PhotOral, Inc. is working with designers to create a device that will either look like a mouth guard or a lollipop that will contain blue light LEDs that can be recharged between uses. Inserted into the mouth twice a day for 30-60 seconds, it aims to selectively target pathogenic bacteria, and as a cumulative effect, suppress them to prevent periodontal disease. The mouth has about 700 types of bacteria, some of which are good and others harmful. Current methods now like dental floss, tooth brushes, and antiseptics aim to eliminate everything. They also kill the good bacteria in the oral cavity. We want to restore a healthy bacterial balance in the mouth and prevent disease.

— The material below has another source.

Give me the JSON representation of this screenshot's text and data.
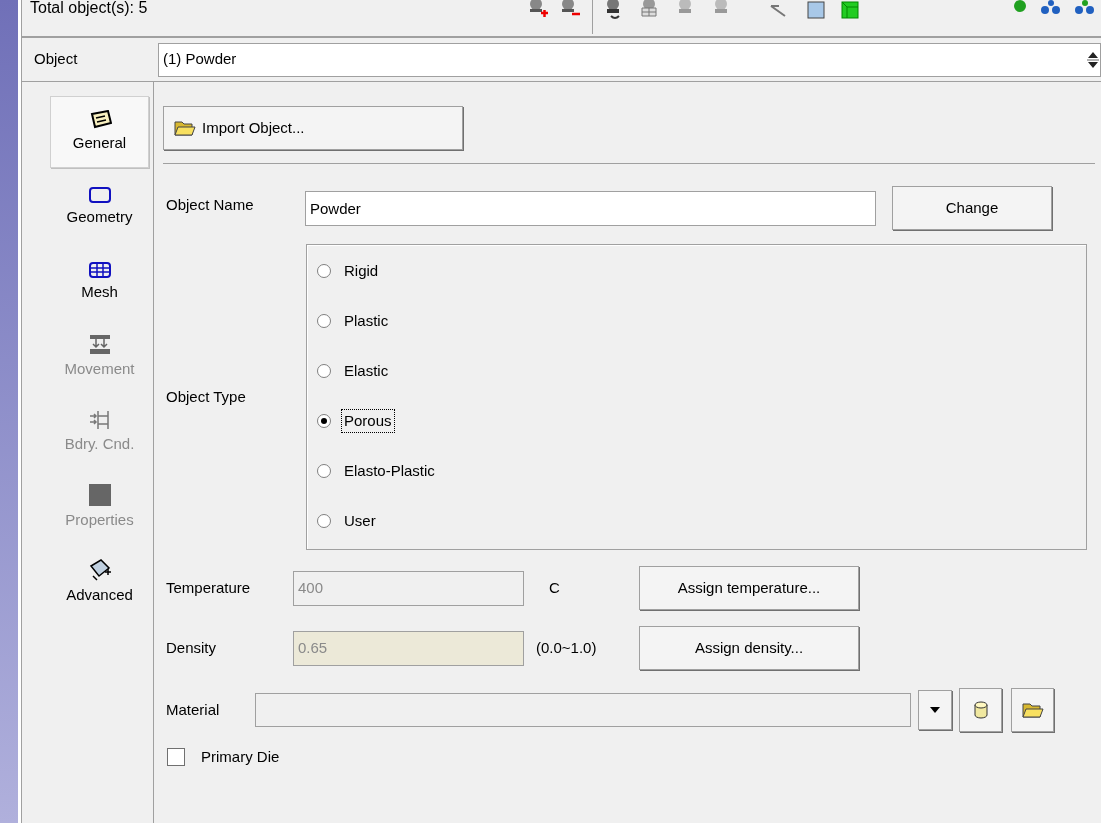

Dr. Soukos is a translational medical scientist and entrepreneur with expertise in the field of photomedicine and oral medicine. He is the Founder and Chief Scientific Officer of PhotOral, Inc., a life science startup that is creating the first intra-oral blue light wellness device using licensed technology from The Applied Molecular Photomedicine Laboratory at Harvard-affiliated Forsyth Institute in Cambridge, Massachusetts. He is an Academic Teacher in the Departments of Physics and Biology at Northeastern University. Dr Soukos formely directed the Applied Molecular Photomedicine Laboratory (the first photomedicine lab in the field of oral research worldwide) at the Forsyth Institute (2002-2015).